━━ Material to process ━━

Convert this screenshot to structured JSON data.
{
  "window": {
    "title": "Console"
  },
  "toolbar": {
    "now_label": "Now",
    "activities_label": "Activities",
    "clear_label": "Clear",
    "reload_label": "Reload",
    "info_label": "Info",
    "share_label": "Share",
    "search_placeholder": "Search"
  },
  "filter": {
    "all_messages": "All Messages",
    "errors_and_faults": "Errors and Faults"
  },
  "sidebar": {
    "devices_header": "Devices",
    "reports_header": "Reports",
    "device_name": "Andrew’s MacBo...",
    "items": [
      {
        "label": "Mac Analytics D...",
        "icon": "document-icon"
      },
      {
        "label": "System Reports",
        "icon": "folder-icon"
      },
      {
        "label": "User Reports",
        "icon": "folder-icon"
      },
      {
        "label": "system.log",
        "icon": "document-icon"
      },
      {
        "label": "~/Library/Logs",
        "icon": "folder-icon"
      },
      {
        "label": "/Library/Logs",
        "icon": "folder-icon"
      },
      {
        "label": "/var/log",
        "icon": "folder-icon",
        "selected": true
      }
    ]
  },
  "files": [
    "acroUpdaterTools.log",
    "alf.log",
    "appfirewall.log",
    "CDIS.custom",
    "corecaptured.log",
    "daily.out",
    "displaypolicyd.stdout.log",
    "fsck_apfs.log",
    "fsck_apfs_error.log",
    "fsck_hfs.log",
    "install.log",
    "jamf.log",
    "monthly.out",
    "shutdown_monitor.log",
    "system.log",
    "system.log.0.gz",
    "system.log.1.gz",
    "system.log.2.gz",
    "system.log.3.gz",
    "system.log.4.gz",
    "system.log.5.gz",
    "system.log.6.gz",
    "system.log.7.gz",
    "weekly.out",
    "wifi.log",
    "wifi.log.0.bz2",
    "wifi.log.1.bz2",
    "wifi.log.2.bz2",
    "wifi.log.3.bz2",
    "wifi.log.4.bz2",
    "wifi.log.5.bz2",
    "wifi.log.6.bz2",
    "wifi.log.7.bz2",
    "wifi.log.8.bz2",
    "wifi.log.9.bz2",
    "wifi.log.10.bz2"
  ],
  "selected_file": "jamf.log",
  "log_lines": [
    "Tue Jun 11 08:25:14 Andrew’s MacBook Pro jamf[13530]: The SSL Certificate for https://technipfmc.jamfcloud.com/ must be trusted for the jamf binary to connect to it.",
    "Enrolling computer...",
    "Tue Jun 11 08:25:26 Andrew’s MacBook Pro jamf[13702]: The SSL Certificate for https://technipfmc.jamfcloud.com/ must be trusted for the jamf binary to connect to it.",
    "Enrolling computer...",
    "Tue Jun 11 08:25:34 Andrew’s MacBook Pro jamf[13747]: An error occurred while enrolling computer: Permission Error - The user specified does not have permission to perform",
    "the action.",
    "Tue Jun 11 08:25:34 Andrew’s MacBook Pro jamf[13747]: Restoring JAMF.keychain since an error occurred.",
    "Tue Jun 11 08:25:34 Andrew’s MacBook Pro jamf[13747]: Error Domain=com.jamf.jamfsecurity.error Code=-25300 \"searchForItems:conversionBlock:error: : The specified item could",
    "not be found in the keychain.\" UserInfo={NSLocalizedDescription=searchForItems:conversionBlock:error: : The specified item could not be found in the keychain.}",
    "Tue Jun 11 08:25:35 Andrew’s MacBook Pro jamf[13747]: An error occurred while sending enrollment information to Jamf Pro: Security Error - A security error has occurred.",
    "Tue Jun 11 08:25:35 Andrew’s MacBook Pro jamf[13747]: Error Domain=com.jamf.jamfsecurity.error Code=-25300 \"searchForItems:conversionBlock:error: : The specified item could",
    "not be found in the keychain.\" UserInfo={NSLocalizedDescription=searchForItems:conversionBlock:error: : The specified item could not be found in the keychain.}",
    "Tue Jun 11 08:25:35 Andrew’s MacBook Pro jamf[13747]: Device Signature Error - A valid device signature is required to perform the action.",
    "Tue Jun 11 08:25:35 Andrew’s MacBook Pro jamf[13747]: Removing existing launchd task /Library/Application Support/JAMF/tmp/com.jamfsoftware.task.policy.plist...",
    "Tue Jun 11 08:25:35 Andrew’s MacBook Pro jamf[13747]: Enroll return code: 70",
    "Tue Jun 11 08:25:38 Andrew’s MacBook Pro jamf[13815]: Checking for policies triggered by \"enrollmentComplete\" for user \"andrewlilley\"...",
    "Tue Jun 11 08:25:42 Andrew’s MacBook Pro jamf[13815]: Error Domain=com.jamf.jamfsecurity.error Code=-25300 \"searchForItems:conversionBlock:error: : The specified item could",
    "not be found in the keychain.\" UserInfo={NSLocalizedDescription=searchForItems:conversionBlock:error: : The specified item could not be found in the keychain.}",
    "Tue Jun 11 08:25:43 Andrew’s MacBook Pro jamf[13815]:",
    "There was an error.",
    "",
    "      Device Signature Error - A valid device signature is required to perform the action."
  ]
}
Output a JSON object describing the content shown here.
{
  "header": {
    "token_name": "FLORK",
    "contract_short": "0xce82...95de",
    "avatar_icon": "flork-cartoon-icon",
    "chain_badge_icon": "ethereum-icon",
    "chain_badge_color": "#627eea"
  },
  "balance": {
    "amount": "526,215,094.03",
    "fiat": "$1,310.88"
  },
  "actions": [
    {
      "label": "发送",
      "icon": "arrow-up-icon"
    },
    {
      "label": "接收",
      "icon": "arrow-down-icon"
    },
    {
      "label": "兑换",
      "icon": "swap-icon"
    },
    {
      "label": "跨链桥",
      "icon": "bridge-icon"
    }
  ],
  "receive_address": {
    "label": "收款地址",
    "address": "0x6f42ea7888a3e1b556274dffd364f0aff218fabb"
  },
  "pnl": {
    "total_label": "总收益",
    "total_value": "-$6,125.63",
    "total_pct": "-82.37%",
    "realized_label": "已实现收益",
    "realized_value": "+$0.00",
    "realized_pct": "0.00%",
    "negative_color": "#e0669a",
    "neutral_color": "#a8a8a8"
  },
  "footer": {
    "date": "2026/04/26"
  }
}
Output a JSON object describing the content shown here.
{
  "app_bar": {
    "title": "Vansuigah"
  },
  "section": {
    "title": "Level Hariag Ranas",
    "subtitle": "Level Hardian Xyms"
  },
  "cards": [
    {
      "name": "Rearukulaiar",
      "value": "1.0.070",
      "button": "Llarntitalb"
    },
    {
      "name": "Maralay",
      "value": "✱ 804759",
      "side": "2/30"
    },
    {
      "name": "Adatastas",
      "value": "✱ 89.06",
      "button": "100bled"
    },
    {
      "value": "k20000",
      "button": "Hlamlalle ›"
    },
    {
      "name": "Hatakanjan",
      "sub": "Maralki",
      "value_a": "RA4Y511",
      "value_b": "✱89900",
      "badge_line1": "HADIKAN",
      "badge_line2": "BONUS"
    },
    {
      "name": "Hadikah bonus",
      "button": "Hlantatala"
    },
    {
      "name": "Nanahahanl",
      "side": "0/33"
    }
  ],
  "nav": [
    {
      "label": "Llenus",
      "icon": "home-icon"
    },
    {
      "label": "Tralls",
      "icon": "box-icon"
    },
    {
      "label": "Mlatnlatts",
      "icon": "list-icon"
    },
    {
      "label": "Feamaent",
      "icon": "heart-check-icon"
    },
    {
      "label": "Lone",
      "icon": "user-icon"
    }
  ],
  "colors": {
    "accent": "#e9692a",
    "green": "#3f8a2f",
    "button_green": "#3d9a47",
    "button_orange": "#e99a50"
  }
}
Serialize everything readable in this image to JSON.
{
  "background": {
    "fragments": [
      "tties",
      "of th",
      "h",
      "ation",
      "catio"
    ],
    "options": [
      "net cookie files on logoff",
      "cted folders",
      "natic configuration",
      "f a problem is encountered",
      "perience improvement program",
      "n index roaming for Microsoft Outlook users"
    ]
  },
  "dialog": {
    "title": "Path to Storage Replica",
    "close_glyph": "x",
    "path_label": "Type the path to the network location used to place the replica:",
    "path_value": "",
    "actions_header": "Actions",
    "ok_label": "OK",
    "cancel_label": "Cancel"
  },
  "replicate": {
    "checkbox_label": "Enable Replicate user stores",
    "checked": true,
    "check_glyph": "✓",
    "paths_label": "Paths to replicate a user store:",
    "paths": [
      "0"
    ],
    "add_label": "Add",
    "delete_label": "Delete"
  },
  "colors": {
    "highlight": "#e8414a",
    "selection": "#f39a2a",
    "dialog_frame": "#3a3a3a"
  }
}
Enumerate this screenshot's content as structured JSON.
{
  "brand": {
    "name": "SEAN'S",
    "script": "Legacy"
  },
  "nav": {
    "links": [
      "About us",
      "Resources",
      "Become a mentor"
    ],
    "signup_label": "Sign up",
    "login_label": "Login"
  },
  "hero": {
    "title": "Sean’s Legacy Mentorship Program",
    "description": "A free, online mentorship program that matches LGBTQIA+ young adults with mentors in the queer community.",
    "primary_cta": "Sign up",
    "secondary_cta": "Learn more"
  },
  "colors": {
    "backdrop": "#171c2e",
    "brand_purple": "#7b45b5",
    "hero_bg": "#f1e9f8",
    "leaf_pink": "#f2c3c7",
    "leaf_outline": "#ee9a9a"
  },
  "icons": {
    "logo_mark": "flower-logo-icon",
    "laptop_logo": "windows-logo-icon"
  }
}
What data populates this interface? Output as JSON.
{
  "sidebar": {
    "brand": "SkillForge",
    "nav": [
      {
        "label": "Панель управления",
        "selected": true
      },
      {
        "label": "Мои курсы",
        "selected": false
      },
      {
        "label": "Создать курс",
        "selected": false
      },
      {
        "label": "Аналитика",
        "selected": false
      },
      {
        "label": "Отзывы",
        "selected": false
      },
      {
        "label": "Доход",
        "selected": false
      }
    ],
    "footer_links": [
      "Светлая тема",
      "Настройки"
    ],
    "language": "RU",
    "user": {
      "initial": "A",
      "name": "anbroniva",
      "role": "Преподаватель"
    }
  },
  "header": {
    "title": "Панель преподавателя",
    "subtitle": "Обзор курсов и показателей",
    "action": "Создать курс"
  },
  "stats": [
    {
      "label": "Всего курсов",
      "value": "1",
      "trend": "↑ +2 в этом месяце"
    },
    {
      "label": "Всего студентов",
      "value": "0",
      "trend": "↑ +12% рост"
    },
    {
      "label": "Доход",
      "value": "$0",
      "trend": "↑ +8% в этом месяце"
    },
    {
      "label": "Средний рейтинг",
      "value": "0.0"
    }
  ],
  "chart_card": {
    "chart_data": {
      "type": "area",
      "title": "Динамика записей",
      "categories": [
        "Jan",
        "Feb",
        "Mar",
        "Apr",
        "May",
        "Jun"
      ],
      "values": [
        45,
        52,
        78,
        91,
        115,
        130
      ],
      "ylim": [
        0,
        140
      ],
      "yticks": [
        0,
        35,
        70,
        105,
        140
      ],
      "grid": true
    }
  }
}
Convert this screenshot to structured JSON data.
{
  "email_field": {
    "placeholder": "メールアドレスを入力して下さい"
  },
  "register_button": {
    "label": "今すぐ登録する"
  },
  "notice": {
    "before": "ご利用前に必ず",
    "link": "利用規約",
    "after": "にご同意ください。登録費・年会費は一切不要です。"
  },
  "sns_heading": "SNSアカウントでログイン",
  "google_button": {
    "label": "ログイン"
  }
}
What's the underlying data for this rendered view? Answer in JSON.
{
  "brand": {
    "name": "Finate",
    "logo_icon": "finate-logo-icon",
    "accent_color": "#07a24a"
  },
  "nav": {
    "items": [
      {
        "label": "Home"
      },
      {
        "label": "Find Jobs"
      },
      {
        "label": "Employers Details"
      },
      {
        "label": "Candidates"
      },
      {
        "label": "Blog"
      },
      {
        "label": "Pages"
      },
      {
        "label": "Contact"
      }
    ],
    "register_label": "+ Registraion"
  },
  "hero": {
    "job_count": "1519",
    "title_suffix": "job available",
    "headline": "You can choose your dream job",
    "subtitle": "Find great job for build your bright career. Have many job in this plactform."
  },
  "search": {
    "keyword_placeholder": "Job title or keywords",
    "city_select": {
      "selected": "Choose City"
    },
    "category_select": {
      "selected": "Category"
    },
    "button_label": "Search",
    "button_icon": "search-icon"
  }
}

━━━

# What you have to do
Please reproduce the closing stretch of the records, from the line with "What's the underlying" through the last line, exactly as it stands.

# Task output
What's the underlying data for this rendered view? Answer in JSON.
{
  "brand": {
    "name": "Finate",
    "logo_icon": "finate-logo-icon",
    "accent_color": "#07a24a"
  },
  "nav": {
    "items": [
      {
        "label": "Home"
      },
      {
        "label": "Find Jobs"
      },
      {
        "label": "Employers Details"
      },
      {
        "label": "Candidates"
      },
      {
        "label": "Blog"
      },
      {
        "label": "Pages"
      },
      {
        "label": "Contact"
      }
    ],
    "register_label": "+ Registraion"
  },
  "hero": {
    "job_count": "1519",
    "title_suffix": "job available",
    "headline": "You can choose your dream job",
    "subtitle": "Find great job for build your bright career. Have many job in this plactform."
  },
  "search": {
    "keyword_placeholder": "Job title or keywords",
    "city_select": {
      "selected": "Choose City"
    },
    "category_select": {
      "selected": "Category"
    },
    "button_label": "Search",
    "button_icon": "search-icon"
  }
}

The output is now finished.